Last week, a deer was found dead in our lake. According to those who've been stewards of this land for more than two decades, this is a first. As resident staff, one of my jobs is to fix things when they break and if I don't have the skills, call on someone who can. In this situation, there is no fixing to be done, there is only watching and waiting.
When my brain started processing the news of a dead deer in the lake, I thought of the deer first and what might have happened. Tennessee has a four month deer hunting season. We don't allow hunting on our land, but the Tennessee Wildlife Management, who are our neighbors to the southwest, do. I figured it might have been wounded on their land and made it as far as our lake before it died. Regardless of the catalyst, I had a situation to take care of and not the slightest idea what to do, so I called the experts.
This past week, I've learned a lot about the nature of deer. Did you know they naturally go to water to die? I also learned there is a disease spreading through the deer population in our area that is transmitted through the bite of a fly. When I talked to one of the wildlife agencies about our situation, she said, "You only have one deer?" I told her yes and she shared she'd just taken a call from a man who had twenty dead deer in his lake...20.
The recommendation by several knowledgeable people was to leave the deer where it was and let nature take its course. There is no danger of the disease spreading to humans or other wildlife and a decomposing deer will not contaminate the lake, in fact, our turtle population seems to be pretty happy about the new food source.
Have you stopped reading yet?
Communion with Creation is an important part of the retreat experience at Penuel Ridge. The lake is a favorite spot for visitors to decompress. It's a beautiful setting surrounded by forest. It is soothing, meditative. A floating deer carcass could cast a pall over an otherwise tranquil visit.
So, I've posted a tasteful sign that reads:

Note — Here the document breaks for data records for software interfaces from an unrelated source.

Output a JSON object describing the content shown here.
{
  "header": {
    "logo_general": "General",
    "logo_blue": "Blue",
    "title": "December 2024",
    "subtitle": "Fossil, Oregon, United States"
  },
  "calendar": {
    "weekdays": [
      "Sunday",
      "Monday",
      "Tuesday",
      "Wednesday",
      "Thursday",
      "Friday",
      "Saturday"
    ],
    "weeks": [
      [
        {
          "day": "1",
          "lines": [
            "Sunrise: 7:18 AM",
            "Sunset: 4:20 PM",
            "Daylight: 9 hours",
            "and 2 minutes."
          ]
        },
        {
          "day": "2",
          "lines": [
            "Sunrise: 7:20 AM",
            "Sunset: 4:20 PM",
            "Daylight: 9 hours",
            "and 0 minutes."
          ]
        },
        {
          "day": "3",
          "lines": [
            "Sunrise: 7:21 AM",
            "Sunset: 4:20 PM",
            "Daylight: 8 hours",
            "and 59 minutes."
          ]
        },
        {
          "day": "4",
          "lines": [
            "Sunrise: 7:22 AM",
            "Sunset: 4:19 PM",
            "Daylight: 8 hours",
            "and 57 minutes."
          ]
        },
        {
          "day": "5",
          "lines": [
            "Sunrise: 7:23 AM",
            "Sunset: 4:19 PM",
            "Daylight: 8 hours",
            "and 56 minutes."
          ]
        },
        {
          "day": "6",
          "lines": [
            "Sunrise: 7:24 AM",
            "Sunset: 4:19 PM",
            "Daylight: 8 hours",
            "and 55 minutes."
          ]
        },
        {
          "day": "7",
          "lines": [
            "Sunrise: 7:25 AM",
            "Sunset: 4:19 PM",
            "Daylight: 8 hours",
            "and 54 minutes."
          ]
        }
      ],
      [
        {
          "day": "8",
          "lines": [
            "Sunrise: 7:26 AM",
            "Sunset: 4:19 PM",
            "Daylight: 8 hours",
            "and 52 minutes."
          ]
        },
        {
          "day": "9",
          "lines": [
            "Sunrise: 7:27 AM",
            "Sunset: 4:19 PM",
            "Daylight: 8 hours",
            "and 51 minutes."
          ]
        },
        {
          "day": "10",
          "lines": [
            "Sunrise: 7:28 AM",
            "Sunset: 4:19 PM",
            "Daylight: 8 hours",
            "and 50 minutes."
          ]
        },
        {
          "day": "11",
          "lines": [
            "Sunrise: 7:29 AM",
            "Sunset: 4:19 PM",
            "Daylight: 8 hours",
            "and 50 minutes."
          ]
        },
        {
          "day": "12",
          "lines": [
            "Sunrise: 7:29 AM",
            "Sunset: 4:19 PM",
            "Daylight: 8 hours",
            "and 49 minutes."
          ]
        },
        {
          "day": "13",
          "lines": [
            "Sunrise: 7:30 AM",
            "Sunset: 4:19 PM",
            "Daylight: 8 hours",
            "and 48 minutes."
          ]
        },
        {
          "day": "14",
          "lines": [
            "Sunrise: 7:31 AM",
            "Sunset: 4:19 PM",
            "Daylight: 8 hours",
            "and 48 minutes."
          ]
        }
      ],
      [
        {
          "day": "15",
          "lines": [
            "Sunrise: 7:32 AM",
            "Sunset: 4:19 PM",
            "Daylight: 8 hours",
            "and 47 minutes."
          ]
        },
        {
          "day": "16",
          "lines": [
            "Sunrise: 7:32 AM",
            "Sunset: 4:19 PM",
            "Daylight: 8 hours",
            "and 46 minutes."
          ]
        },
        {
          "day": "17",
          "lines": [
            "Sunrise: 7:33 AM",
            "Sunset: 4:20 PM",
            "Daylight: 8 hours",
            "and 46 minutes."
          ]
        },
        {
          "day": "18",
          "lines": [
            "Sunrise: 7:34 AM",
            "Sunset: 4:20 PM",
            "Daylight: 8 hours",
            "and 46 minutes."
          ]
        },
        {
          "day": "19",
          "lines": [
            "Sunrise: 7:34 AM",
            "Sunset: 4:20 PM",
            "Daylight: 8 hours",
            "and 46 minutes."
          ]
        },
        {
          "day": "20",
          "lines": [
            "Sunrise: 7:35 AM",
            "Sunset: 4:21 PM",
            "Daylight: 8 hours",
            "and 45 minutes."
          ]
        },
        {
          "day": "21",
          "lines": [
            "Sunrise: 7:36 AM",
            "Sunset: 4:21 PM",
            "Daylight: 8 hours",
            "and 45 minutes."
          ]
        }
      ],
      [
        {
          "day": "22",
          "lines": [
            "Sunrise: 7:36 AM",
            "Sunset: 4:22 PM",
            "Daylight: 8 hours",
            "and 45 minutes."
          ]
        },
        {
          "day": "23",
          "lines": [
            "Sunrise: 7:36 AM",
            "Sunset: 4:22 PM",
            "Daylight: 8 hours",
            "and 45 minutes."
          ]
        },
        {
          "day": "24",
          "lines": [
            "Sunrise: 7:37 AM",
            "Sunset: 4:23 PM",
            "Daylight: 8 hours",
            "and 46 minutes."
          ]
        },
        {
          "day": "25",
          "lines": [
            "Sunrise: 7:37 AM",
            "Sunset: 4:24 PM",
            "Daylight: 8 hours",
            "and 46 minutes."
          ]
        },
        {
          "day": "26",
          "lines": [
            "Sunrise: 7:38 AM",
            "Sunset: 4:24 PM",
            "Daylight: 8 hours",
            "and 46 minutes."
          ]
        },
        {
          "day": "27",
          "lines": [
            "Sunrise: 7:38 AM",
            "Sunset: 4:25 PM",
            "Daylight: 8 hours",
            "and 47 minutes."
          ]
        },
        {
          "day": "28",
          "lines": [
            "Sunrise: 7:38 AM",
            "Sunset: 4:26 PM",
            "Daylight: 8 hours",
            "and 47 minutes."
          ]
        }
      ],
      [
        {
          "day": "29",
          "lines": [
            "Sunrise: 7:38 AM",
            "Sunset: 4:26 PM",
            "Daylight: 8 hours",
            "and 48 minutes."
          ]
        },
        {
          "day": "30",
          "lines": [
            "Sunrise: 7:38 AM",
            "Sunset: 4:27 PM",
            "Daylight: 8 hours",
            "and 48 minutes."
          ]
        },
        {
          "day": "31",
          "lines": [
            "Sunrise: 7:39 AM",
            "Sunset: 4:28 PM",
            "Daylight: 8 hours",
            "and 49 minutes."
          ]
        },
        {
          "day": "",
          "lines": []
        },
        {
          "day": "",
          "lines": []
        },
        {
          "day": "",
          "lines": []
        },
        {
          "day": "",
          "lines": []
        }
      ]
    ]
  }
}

People read it, pause and either look at their shoes and thrust their hands in their pockets or head out the front door and down the lake trail. I myself, go every night at sunset and sit shiva. A few nights ago, after sitting by the lake for about 15 minutes, a great blue heron flew low over the lake and landed on the bank to my left. A barn owl started hoo-hoo-hooting high in the trees and slowly moved down one tree at a time until he too was near the bank of the lake. The three of us sat there until the dusk camouflaged us from each other. As darkness folded in around me, I walked back to the place where warm light spills from the windows onto a cool, green lawn.